A: Currently, there will be six books in the series. Book one, the two Kraken books, two more installments following Kraken, and a prequel.
Q: The size of your monstrous pliosaur has some theoretical basis in reality, based on the giant pliosaur found in Aramberri, Mexico, and certain fossil fragments at the London Museum of Natural History. Will you give us some details about that?
A: According to at least one paleontologist, individual teeth and vertebrae in the LMNH indicate a Liopleurodon contemporary (or perhaps just a very large L. ferox) in the 21-meter (68-foot) range. However, after reviewing Dr. Eberhard Frey’s report on the Aramberri pliosaur and his calculations on the size of the tooth crown (exposed portion) of one of the pliosaurs that bit into its skull, I am convinced that pliosaurs grew well beyond 21 meters. My theory was bolstered by analysis of photos of a huge (9”) Liopleurodon tooth and a comparison of it to corresponding teeth in the jaws of the 12-meter Pliosaurus kevani (aka the Weymouth Bay pliosaur) Both of these animals had 5” tooth crowns.

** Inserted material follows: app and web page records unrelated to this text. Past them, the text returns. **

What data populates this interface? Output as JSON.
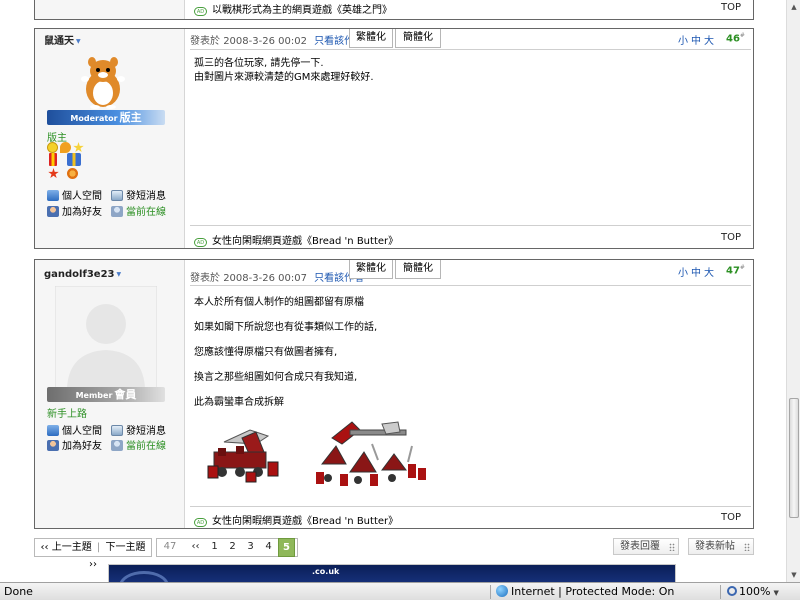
{
  "prev_post": {
    "signature": "以戰棋形式為主的網頁遊戲《英雄之門》",
    "top_label": "TOP"
  },
  "posts": [
    {
      "author": "鼠通天",
      "rank_en": "Moderator",
      "rank_cn": "版主",
      "title": "版主",
      "actions": {
        "space": "個人空間",
        "message": "發短消息",
        "add_friend": "加為好友",
        "online": "當前在線"
      },
      "posted_label": "發表於",
      "timestamp": "2008-3-26 00:02",
      "author_only": "只看該作者",
      "tab_traditional": "繁體化",
      "tab_simplified": "簡體化",
      "font_sizes": "小中大",
      "floor": "46",
      "floor_mark": "#",
      "lines": [
        "孤三的各位玩家, 請先停一下.",
        "由對圖片來源較清楚的GM來處理好較好."
      ],
      "signature": "女性向閑暇網頁遊戲《Bread 'n Butter》",
      "top_label": "TOP"
    },
    {
      "author": "gandolf3e23",
      "rank_en": "Member",
      "rank_cn": "會員",
      "title": "新手上路",
      "actions": {
        "space": "個人空間",
        "message": "發短消息",
        "add_friend": "加為好友",
        "online": "當前在線"
      },
      "posted_label": "發表於",
      "timestamp": "2008-3-26 00:07",
      "author_only": "只看該作者",
      "tab_traditional": "繁體化",
      "tab_simplified": "簡體化",
      "font_sizes": "小中大",
      "floor": "47",
      "floor_mark": "#",
      "lines": [
        "本人於所有個人制作的組圖都留有原檔",
        "如果如閣下所說您也有從事類似工作的話,",
        "您應該懂得原檔只有做圖者擁有,",
        "換言之那些組圖如何合成只有我知道,",
        "此為霸蠻車合成拆解"
      ],
      "signature": "女性向閑暇網頁遊戲《Bread 'n Butter》",
      "top_label": "TOP"
    }
  ],
  "nav": {
    "prev_thread": "‹‹ 上一主題",
    "next_thread": "下一主題 ››",
    "total_pages": "47",
    "first_arrow": "‹‹",
    "pages": [
      "1",
      "2",
      "3",
      "4",
      "5"
    ],
    "current_page": "5"
  },
  "buttons": {
    "reply": "發表回覆",
    "new_topic": "發表新帖"
  },
  "banner": {
    "domain": ".co.uk"
  },
  "statusbar": {
    "status": "Done",
    "zone": "Internet | Protected Mode: On",
    "zoom": "100%"
  },
  "colors": {
    "green_text": "#2b8f22",
    "link_blue": "#1a55b0",
    "moderator_bar": "#1f4f9c",
    "member_bar": "#6e6e6e",
    "current_page": "#8fb85a"
  }
}
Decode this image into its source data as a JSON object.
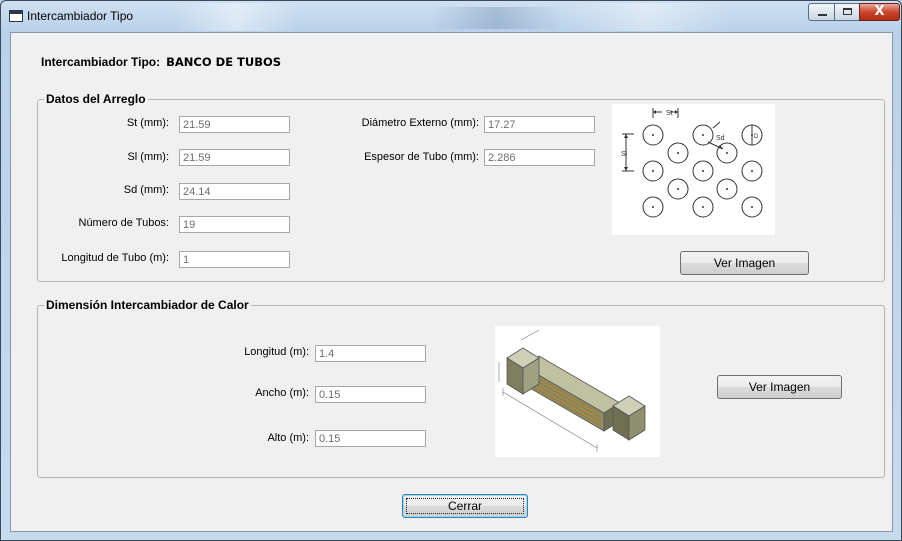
{
  "window": {
    "title": "Intercambiador Tipo",
    "close_glyph": "X",
    "colors": {
      "frame": "#bcd3ea",
      "client": "#f0f0f0",
      "close": "#c9462c"
    }
  },
  "heading": {
    "label": "Intercambiador Tipo:",
    "value": "BANCO DE TUBOS"
  },
  "datos_arreglo": {
    "legend": "Datos del Arreglo",
    "st": {
      "label": "St (mm):",
      "value": "21.59"
    },
    "sl": {
      "label": "Sl (mm):",
      "value": "21.59"
    },
    "sd": {
      "label": "Sd (mm):",
      "value": "24.14"
    },
    "num_tubos": {
      "label": "Número de Tubos:",
      "value": "19"
    },
    "longitud_tubo": {
      "label": "Longitud de Tubo (m):",
      "value": "1"
    },
    "diametro_externo": {
      "label": "Diámetro Externo (mm):",
      "value": "17.27"
    },
    "espesor_tubo": {
      "label": "Espesor de Tubo (mm):",
      "value": "2.286"
    },
    "image": {
      "st_label": "St",
      "sl_label": "Sl",
      "sd_label": "Sd",
      "d_label": "D"
    },
    "ver_imagen": "Ver Imagen"
  },
  "dimension": {
    "legend": "Dimensión Intercambiador de Calor",
    "longitud": {
      "label": "Longitud (m):",
      "value": "1.4"
    },
    "ancho": {
      "label": "Ancho (m):",
      "value": "0.15"
    },
    "alto": {
      "label": "Alto (m):",
      "value": "0.15"
    },
    "ver_imagen": "Ver Imagen"
  },
  "cerrar": "Cerrar"
}
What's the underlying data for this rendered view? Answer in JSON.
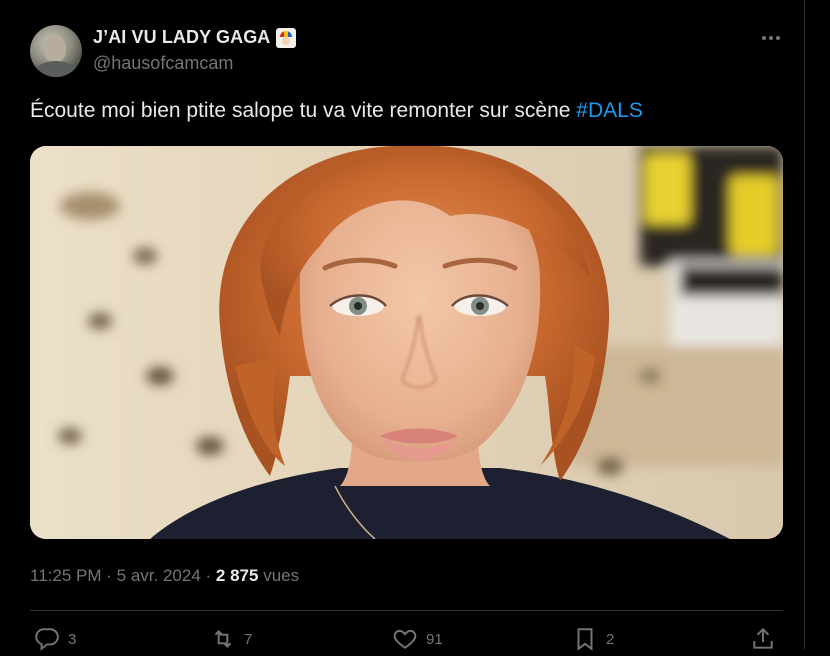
{
  "tweet": {
    "display_name": "J’AI VU LADY GAGA",
    "name_emoji_icon": "joker-card-icon",
    "handle": "@hausofcamcam",
    "text_main": "Écoute moi bien ptite salope tu va vite remonter sur scène ",
    "hashtag": "#DALS",
    "time": "11:25 PM",
    "separator": "·",
    "date": "5 avr. 2024",
    "views_count": "2 875",
    "views_label": "vues",
    "replies": "3",
    "reposts": "7",
    "likes": "91",
    "bookmarks": "2"
  },
  "colors": {
    "background": "#000000",
    "text_primary": "#e7e9ea",
    "text_secondary": "#71767b",
    "link": "#1d9bf0",
    "border": "#2f3336"
  },
  "icons": {
    "more": "more-horizontal-icon",
    "reply": "reply-bubble-icon",
    "repost": "repost-icon",
    "like": "heart-icon",
    "bookmark": "bookmark-icon",
    "share": "share-icon"
  }
}
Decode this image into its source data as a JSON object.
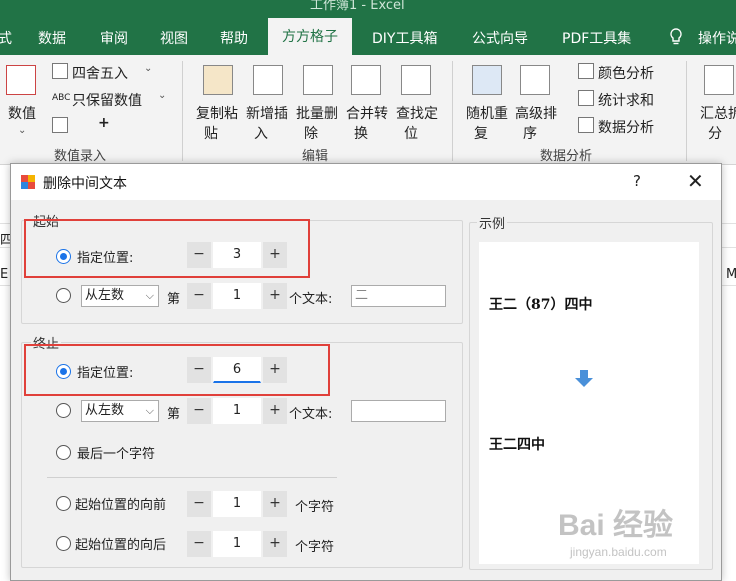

The Aramberri specimen was bitten by something with 12” crowns. The implications were staggering, suggesting the possibility of a blue whale-sized macropredator. Even being conservative, it’s looking more and more that 25-meter (80-foot) or larger Thalassophoneans were once a reality. I think it’s just a matter of time before enough fossil material becomes available to prove it a certainty.
Q: In addition to the giant pliosaur fossils, you have also looked into to some anomalous modern-day possible attacks on large marine animals (the 3-meter Great White in Bremer Canyon, the 65-foot Fin whale stranded at Cornwall) that could potentially indicate the actual existence of something along the lines of one of your monster pliosaurs. Can you expound on that?
A: My analysis of symmetrical puncture marks on the face of the finback that beached itself at Cornwall is what first led me to believe that a very large – and unidentified – marine predator might still at large in our oceans. I wasn’t fully convinced, however, until I completed my analysis of the data provided by the two “Super Predator” television documentaries (featured on my Facebook fan page a few months back, and most recently here). After looking at all the info (swimming speed, the predator’s movements post-feeding, body temperature, etc) I came to the conclusion that creature that consumed “Shark Alpha” was not a fish, nor a cetacean. It was some sort of monstrous marine reptile. In fact, if you check the numbers, its body temperature is actually a perfect match for what a leatherback sea turtle’s would be in water that cold. Could it be a pliosaur? Doubtful. Based on the fossil record and dozens of sightings over the last century, I’d be more inclined to believe it’s some sort of oversized mosasaur. Not my personal favorite, mind you, but hey . . . if it turns out to be real, I’ll take it!
Q: And finally, when is the release date for “Kraken”?
A: The new Kronos Rising Novel Series website just went live yesterday (www.kronosrising.com). Readers can go on right now and register for a free PDF of Chapter 1 (emailed instantly). I’m pleased to say that, even overnight, Chapter 1 has gotten rave reviews. Formal e-book presales for Kindle and other platforms will commence on April 6th (my birthday), and Kraken’s actual “unleashing” will be on April 24th, including hard copies. It’s going to be a fun beach season. And I’m looking hungrily forward to it!